Manson, who is tredding on 50, recently dyed her trademark red hair, hot pink. And that's the only big change she wants to make. She isn't inclined to make changes to the band setup.
"I just remember waking up one day and thinking I can not be a redhead for another day," she says. "I need a change I felt this desire to look into the mirror and see something differemt."
She repels rumors that she tried to embark on a solo music career path, following the band's hiatus.
"I made some music while the band was on hiatus just because I have to make music in order to feel happy. In order to survive, I feel like I have to make music, but I don't have any intention of being a solo artist," Manson says. "But that being said, I dont know what's going to happen in the future. The band is considerably older than me. If they decide they no longer want to do this or they don't want to tour anymore or what have you, I don't know. But for as long as the band is functioning in a healthy manner, I would much prefer to be with my band."
On Strange Little Birds, the band's dedication shines with Manson taking the spotlight and exposing her raw feelings, which range from outraged and apologetic to vulnerable and empowered.
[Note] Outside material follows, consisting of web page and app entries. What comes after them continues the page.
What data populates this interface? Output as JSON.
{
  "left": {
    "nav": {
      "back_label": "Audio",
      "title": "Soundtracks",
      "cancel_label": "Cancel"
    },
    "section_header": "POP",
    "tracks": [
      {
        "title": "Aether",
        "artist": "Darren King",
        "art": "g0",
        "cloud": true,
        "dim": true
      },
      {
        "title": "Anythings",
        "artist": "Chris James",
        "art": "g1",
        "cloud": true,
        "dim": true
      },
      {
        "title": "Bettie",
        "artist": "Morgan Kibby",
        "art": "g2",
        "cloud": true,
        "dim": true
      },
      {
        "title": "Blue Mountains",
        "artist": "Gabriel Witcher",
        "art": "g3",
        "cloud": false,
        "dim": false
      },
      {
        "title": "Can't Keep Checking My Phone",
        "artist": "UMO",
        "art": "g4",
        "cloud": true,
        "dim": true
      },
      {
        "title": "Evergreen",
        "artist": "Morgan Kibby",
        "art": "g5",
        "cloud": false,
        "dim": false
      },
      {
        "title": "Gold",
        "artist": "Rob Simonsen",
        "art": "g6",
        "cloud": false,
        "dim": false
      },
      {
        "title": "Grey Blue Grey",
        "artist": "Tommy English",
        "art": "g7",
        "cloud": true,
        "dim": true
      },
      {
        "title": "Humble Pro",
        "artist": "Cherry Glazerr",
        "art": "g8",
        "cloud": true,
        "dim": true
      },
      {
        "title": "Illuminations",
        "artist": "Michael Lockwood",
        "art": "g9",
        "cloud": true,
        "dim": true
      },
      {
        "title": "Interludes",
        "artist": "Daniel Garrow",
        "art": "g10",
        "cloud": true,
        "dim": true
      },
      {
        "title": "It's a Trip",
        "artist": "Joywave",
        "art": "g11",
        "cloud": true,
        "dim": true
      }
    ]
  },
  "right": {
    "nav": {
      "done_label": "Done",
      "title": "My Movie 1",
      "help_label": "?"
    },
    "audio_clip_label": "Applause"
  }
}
That's a combination that hasn't always been easy for the singer/songwriter, who has long struggled with self-esteem issues.
"When I emerged I was a very scared aggressive individual and I generally sort of put on armor everytime I stepped up to the mic or when I was writing. It was authentic but it was intuitive of self-empowerment. Now I feel, still aggressive unfortunately, but I'm very unafraid of many things," Manson says. "As a result, I felt like the greatest sign of self-empowerment is to be able to admit your failures, weaknesses and mistakes, and I think once you can get to that point you have nothing else left to be afraid of."
For Garbage, straying from the formulated pop soundscape pathway, wasn't so scary. Instead of satisfying the mainstream, they chose to satisfy themselves by writing an album with that incorporates sounds that they like hearing.
"To me, the darker the better. I've always loved dark music, it's what I graviate to," says Manson. "We had to make a record that sounded different from our peers with the intent to annihilate that very upbeat, happy sounding music. We just wanted to be the change in the world that we wanted to see."